So, identification perhaps somewhat settled for now (until someone comes along and says all these fish are some OTHER brown and white Dragonet), why is this cool? Well first off, here’s a chance to own something rare and unique that won’t cost you an insane amount of money! Plus, they’re tank-raised Dragonets, which means they’re going to be easier to care for than any wild caught specimen. Turnier tells me “We procure these super cool sand skimmers from Bali, but they are found throughout the Asian Pacific. They eagerly eat brine soaked in spirulina and will hunt for tiny invertebrates throughout the day. I am sure, given enough time, we will eventually tempt them over to our Hatchery Diet Pellet food.” They way I look at it – you could buy a the common Scooter Blenny (Synchiropus ocellatus) that every other hobbyist keeps, or you could get something similar, but yet totally different and not nearly as commonplace! Just because it’s “another camo-patterned dragonet” doesn’t mean it should be simply dismissed!
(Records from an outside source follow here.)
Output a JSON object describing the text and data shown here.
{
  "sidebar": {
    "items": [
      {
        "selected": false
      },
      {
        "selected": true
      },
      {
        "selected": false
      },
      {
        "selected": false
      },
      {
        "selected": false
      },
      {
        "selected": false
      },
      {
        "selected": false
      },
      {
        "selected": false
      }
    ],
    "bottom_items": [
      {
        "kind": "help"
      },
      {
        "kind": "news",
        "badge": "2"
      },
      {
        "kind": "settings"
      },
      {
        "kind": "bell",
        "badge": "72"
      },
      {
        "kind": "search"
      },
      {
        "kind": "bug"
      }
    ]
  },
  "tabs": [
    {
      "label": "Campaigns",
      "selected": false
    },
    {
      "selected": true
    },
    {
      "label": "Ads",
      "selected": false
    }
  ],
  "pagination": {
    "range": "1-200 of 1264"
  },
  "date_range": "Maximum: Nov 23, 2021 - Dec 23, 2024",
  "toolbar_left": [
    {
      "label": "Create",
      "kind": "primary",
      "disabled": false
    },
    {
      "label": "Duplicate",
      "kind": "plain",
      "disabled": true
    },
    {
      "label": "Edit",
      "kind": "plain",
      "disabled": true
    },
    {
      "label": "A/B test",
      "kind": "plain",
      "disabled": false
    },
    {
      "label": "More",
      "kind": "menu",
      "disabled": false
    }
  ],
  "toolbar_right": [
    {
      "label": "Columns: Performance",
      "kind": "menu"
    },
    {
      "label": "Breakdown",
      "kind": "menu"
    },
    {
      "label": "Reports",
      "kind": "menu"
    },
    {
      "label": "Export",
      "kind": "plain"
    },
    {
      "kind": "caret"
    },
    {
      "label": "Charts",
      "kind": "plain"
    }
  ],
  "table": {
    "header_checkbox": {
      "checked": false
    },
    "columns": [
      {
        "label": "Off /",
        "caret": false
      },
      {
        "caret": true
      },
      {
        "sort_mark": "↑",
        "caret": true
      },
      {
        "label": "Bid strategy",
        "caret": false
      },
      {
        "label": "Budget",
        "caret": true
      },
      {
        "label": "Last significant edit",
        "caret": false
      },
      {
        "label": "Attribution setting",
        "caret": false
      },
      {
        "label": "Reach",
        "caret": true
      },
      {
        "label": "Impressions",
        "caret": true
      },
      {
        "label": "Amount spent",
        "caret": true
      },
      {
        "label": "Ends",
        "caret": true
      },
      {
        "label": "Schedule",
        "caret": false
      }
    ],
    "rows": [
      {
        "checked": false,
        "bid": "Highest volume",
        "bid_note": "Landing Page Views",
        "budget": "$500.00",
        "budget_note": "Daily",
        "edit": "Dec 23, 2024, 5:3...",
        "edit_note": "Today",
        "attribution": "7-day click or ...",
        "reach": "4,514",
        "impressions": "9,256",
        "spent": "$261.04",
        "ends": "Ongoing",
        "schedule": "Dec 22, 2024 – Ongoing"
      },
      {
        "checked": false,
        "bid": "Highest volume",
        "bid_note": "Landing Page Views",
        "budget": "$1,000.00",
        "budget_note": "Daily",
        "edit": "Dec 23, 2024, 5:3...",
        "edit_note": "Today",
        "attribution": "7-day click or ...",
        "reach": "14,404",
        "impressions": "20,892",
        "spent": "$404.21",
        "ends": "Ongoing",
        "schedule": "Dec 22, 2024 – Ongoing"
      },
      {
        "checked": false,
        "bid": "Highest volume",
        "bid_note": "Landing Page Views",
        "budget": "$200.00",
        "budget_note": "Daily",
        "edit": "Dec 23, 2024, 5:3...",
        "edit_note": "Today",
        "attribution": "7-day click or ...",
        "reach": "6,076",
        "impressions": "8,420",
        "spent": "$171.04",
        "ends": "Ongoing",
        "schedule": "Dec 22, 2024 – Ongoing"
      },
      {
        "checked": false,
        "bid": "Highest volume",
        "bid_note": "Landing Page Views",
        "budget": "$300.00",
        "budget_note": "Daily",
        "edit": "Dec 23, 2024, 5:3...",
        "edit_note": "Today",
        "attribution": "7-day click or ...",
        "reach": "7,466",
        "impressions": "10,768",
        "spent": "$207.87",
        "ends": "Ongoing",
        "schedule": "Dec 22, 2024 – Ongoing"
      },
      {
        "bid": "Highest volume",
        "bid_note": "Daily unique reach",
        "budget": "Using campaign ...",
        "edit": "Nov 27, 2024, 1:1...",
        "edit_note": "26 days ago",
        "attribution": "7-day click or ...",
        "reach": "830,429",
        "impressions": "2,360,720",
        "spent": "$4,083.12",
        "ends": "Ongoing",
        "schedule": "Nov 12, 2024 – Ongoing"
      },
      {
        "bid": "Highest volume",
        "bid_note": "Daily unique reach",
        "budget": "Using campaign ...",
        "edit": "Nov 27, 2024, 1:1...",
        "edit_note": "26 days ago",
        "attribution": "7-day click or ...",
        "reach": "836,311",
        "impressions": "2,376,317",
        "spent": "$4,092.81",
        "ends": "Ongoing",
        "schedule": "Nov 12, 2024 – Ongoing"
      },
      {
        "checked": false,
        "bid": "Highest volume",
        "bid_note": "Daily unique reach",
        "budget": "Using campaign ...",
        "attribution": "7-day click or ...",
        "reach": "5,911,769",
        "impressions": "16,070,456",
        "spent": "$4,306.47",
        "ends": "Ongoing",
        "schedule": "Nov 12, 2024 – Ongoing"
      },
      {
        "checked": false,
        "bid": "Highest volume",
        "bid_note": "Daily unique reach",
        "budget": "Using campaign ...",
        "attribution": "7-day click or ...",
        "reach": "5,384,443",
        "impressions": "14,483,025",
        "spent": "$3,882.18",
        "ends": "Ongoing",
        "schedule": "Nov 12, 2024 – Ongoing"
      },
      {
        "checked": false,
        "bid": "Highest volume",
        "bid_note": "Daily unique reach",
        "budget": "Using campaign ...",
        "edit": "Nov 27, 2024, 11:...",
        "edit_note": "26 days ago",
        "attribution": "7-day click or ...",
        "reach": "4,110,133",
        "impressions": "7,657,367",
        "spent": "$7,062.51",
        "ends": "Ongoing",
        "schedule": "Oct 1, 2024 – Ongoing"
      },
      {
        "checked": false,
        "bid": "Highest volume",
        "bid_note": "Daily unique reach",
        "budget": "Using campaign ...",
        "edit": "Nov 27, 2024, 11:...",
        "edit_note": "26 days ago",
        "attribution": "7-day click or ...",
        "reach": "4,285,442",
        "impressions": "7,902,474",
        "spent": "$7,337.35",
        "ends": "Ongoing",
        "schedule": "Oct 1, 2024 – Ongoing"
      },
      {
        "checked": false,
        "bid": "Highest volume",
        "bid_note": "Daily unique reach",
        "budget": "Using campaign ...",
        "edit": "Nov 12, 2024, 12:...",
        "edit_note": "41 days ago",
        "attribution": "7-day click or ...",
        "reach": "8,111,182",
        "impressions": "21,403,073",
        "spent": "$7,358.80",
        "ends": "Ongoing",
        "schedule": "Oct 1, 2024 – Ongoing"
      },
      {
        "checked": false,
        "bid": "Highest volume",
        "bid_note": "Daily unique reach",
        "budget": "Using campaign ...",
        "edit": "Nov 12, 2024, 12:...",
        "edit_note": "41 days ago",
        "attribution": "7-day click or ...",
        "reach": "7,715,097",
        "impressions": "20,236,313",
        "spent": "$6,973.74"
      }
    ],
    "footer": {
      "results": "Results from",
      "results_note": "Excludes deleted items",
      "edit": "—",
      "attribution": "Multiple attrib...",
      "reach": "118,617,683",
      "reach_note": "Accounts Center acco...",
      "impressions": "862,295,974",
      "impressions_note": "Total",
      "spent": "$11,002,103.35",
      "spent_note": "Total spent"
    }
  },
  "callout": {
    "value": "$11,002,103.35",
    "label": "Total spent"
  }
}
Then there is the “Super Cute” factor…at least that’s how SA described them on their in-stock list! Matt Carberry, president of SA, gives a description that emphasizes their differences from the common Mandarins and Scooter Dragonets. “They have a more elongated “lizardfish” body shape than that of the standard dragonette. Their dorsal rays are pretty spectacular; it’s just hard to get a shot when they extend them.”
Chris Turnier is perhaps in love without realizing it. “I personally think they are a fascinating fish. I love watching them flash each other with their subtly colored dorsal fin…they usually cruise around as temporary pairs, annoying each other with signals from their 1st dorsal fin spike… It probably takes a true reef geek (like all of us), to love a fish like this, lol. If you just take a quick glance at a reef system that they inhabit you most certainly will miss them.”
Indeed, the Little Sand Dragonet could be your next hidden gem. It also sounds like you could try to get a male female pair if Sustainable can supply them, and perhaps better still, a small group might do well on a sandy bottom, so you can watch the complex social interactions that Chris described.
For the fish breeders out there, take note. These, like all Dragonets, should be sexually dimorphic – Turnier believes that the males may have longer dorsal rays than the possible females in their group. And since all the easily obtainable species firsts for Dragonets have been snatched up, anyone looking to be the first to breed a species that no one before them has done, well, here’s a Dragonet that assuredly, no one has spawned and reared yet! Although be on notice – Dr. Matthew L. Witterich is the first to crack a Calliomynus species, with the Lancer Dragonet – C. bairdi – being bred just last year (2011). You might just have some competition!
UPDATE – not even 24 hours after this Reef Builders release, Dr. Wittenrich has to spoil all the fun – he informed us that the species first has already been claimed…by researchers in Japan! See their story in the journal article “Larval and juvenile development of the dragonet, Paradiplogrammus enneactis , reared in a laboratory” – back in 1997! Small technical debate point…they only let them grow to 35 days based on the abstract; some of those “successes” of mine I call “near successes”. Maybe there’s some wiggle room, although the foundation is definitely there!